## Work request
Your task is to copy each line in the listing that includes the word "depth".

## Material to process
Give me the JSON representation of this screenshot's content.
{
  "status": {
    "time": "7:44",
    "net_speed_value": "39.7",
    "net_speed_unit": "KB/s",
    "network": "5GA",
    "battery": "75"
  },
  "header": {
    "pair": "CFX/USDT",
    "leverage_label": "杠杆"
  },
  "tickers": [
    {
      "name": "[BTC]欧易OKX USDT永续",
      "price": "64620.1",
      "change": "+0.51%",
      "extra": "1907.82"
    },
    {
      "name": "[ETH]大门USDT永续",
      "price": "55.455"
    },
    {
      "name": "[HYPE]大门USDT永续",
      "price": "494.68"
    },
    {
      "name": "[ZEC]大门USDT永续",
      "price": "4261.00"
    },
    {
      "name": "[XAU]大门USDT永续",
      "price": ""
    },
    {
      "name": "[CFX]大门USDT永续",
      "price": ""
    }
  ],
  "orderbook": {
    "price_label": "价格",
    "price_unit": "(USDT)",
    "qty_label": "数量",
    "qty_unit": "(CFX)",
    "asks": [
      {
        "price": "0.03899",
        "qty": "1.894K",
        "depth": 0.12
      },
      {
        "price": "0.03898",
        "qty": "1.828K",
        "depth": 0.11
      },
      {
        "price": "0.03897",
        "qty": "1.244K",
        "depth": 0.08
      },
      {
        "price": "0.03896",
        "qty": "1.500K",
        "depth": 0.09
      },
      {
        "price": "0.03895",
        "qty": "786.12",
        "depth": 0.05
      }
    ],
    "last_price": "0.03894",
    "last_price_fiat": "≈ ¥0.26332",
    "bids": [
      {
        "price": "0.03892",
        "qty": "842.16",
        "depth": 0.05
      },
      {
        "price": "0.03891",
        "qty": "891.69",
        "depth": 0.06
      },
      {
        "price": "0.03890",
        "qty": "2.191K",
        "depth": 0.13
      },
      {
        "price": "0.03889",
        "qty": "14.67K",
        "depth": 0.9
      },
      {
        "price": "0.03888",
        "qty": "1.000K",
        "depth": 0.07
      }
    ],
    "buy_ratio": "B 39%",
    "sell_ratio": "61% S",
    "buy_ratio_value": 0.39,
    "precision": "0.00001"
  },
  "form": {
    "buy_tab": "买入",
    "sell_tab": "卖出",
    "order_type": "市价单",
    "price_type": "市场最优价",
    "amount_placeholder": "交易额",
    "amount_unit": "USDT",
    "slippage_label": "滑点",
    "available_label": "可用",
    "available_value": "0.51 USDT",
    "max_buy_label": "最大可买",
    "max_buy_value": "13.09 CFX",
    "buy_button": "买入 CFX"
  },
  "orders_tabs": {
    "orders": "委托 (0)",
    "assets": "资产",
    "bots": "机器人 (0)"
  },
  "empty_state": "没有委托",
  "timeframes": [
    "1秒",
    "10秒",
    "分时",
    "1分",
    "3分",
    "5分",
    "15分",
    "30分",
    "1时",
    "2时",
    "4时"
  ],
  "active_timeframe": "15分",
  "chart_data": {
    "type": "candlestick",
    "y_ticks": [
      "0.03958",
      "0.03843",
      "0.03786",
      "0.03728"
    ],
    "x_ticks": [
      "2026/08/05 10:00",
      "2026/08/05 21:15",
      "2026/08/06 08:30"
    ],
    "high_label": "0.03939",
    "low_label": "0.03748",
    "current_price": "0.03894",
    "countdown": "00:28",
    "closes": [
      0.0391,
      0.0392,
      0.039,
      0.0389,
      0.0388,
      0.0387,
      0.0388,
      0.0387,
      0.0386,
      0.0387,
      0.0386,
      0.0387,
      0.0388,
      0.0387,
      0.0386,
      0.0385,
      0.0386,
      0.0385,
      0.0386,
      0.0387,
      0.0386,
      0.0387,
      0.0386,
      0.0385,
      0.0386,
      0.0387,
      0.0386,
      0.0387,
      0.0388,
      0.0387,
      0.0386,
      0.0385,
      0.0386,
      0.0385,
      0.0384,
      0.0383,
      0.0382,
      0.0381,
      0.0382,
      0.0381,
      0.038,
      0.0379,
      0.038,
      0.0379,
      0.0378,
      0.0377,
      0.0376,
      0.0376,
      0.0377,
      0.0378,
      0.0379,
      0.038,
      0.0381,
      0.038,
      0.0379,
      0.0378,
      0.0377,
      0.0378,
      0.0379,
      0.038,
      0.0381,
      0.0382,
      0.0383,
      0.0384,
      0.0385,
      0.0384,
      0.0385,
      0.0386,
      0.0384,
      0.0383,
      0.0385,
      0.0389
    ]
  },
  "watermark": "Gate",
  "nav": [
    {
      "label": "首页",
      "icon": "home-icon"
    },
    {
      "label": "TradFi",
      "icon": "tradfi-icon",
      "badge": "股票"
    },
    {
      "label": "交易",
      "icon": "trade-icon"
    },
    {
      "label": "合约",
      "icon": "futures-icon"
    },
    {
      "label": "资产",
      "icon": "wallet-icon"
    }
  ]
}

## Solution for this task
        "depth": 0.12
        "depth": 0.11
        "depth": 0.08
        "depth": 0.09
        "depth": 0.05
        "depth": 0.05
        "depth": 0.06
        "depth": 0.13
        "depth": 0.9
        "depth": 0.07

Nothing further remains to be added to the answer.